The grandfather clock that hangs on our living room wall had a little problem over the past couple of weeks. Somewhere around the time I raced around the house setting all our time machines ahead, with the intent of saving an hour of daylight, I managed to mess with the workings of the old Regulator. To be very specific, this wasn't a grandfather clock in the most traditional sense. This clock was the one that my father presented to my wife and I on the occasion of our wedding. It wasn't a grandfather clock then, it was only a father clock. It became a grandfather clock some years later when our son was born. Though they share a name and a certain amount of genetics, these two gentlemen never had a chance to meet. My father stopped ticking about a year before my son arrived. The pendulum swing of the timepiece he gave us became the sound of the past, a lasting connection between two generations.
That's why I had a moment after I took the clock off the wall to try my hand at making it work again. My father was a fairly handy guy, having built our cabin in the mountains and all, but no one would have mistaken him for a master craftsman. He was the type of guy who had a lot of really great plans to build things, but never got around to completing them.
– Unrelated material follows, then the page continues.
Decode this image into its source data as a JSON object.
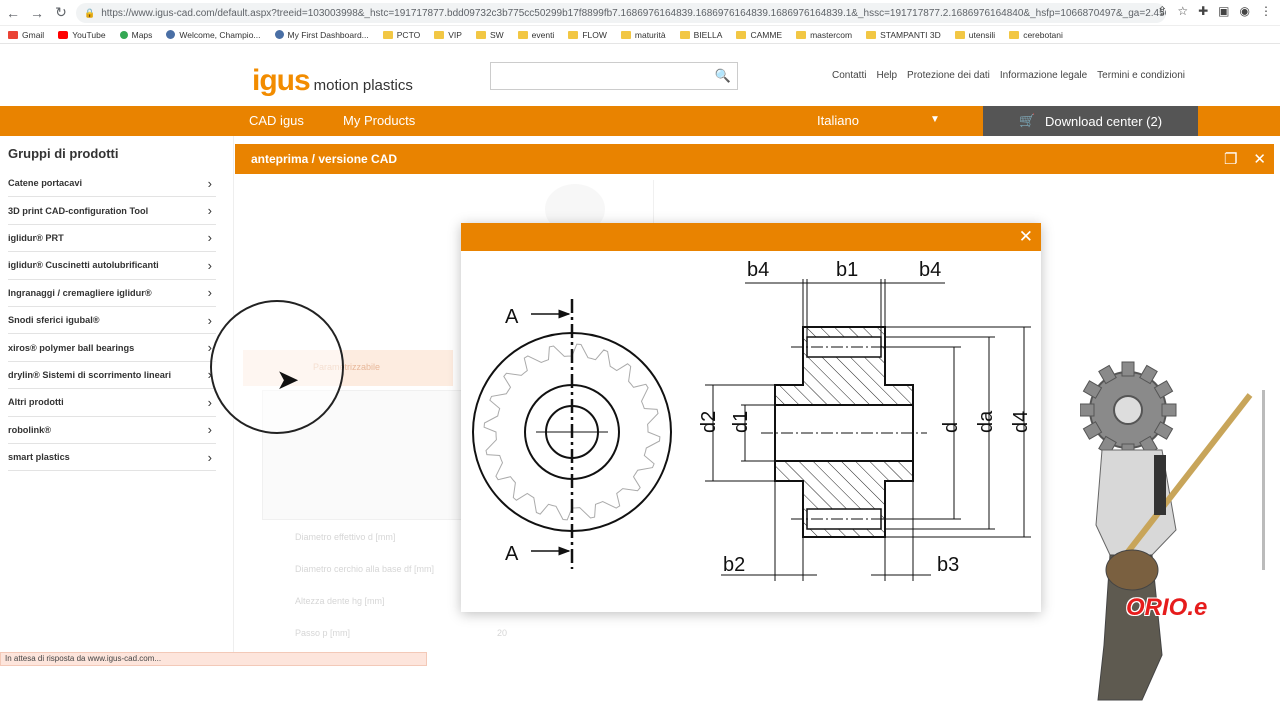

When he left my mother, he left her with a garage full of bits and pieces of lumber that might eventually have become a desk, and there was another set of scraps that had been set aside to become a bar for the basement. I took it as a tribute that he completed the wedding present for my wife and I and delivered it in one piece on time. It has since become something of an heirloom in our home. That's why taking the back off this contraption gave me pause. What if I did something that kept it from working forever?
And then, as most moments do, it passed. I was able to find the screw that had come loose and, with some patient assistance from my loving wife, I was able to piece it back together and get it back on the wall where it returned to its job of marking the seconds and minutes and hours of our days, the way it has for nearly twenty years. It felt good to have that heartbeat back in our lives.